*TASK REQUIREMENTS:* Copy every line of the entries that includes the word "this".

Segment Open

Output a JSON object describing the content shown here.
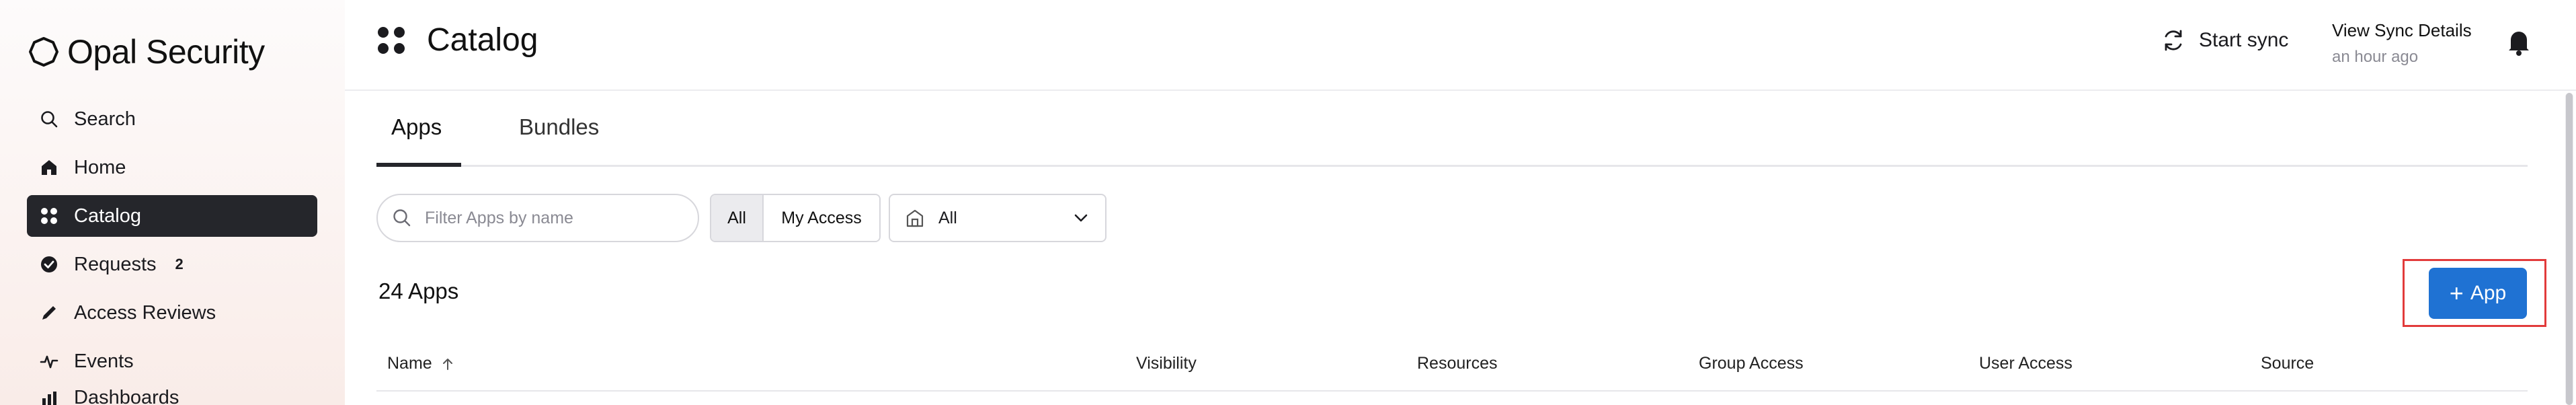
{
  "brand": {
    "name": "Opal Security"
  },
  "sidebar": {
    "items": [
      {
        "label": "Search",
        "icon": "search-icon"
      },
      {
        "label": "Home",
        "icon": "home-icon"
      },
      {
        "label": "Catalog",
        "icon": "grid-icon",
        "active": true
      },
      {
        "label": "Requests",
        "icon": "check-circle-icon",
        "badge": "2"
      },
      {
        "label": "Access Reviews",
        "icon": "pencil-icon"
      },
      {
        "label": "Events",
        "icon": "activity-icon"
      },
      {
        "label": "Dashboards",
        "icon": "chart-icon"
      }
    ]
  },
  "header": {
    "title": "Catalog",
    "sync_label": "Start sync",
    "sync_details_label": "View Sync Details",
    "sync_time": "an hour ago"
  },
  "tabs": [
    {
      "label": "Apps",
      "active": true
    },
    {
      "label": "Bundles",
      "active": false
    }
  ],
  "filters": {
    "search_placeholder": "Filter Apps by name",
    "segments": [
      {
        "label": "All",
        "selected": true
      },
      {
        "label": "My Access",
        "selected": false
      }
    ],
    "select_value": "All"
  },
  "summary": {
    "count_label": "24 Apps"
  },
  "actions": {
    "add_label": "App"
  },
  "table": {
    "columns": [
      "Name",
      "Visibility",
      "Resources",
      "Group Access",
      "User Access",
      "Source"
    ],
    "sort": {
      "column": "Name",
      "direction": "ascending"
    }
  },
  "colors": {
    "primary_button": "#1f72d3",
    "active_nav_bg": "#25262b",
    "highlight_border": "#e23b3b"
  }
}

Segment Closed
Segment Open

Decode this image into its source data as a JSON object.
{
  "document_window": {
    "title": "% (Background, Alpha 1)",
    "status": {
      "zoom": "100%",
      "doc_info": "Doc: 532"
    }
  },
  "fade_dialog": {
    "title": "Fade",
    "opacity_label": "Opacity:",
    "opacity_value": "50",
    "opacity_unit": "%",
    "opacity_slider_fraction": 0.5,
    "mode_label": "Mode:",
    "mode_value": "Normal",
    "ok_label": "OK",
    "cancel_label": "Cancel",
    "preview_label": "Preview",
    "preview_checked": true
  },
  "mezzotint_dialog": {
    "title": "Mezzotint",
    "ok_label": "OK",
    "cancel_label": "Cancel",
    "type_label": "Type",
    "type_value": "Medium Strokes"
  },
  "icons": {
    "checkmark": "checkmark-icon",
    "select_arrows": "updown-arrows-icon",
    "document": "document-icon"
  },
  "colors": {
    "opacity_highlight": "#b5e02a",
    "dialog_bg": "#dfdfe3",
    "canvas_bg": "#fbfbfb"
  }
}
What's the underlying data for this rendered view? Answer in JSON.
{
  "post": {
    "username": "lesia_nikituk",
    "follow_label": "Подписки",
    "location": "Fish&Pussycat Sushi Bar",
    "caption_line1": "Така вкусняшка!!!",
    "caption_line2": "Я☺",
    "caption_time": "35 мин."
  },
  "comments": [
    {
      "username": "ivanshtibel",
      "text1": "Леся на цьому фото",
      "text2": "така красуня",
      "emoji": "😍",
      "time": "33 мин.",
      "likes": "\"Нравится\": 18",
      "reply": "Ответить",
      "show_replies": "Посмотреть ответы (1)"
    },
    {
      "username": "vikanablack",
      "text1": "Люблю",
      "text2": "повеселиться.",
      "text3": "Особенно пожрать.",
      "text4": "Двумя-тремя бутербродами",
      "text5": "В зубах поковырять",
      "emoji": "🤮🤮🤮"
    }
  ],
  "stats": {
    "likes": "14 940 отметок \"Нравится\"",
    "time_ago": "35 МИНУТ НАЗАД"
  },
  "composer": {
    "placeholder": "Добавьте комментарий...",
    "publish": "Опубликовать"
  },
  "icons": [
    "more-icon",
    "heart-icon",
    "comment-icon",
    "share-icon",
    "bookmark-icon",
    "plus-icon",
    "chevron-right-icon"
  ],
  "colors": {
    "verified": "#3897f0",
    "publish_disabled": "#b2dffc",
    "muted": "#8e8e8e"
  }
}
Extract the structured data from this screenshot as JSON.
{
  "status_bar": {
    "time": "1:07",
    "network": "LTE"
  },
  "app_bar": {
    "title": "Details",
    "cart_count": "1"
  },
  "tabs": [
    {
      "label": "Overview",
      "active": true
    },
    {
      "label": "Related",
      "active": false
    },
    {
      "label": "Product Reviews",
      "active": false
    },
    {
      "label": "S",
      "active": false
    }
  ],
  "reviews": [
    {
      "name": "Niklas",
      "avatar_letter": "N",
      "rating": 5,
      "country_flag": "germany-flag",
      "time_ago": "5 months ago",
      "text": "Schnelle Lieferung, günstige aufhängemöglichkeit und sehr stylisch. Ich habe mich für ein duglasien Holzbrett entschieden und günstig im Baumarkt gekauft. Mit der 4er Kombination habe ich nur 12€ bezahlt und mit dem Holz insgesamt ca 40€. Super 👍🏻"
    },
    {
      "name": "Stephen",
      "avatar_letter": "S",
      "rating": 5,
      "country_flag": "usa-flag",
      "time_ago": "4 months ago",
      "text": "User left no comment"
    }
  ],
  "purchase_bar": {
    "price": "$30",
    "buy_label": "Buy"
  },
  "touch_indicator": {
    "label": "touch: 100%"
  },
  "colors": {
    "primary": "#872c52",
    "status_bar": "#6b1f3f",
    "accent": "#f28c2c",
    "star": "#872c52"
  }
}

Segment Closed

*WRITTEN ANSWER:*
Decode this image into its source data as a JSON object.
What's the underlying data for this rendered view? Answer in JSON.
Extract the structured data from this screenshot as JSON.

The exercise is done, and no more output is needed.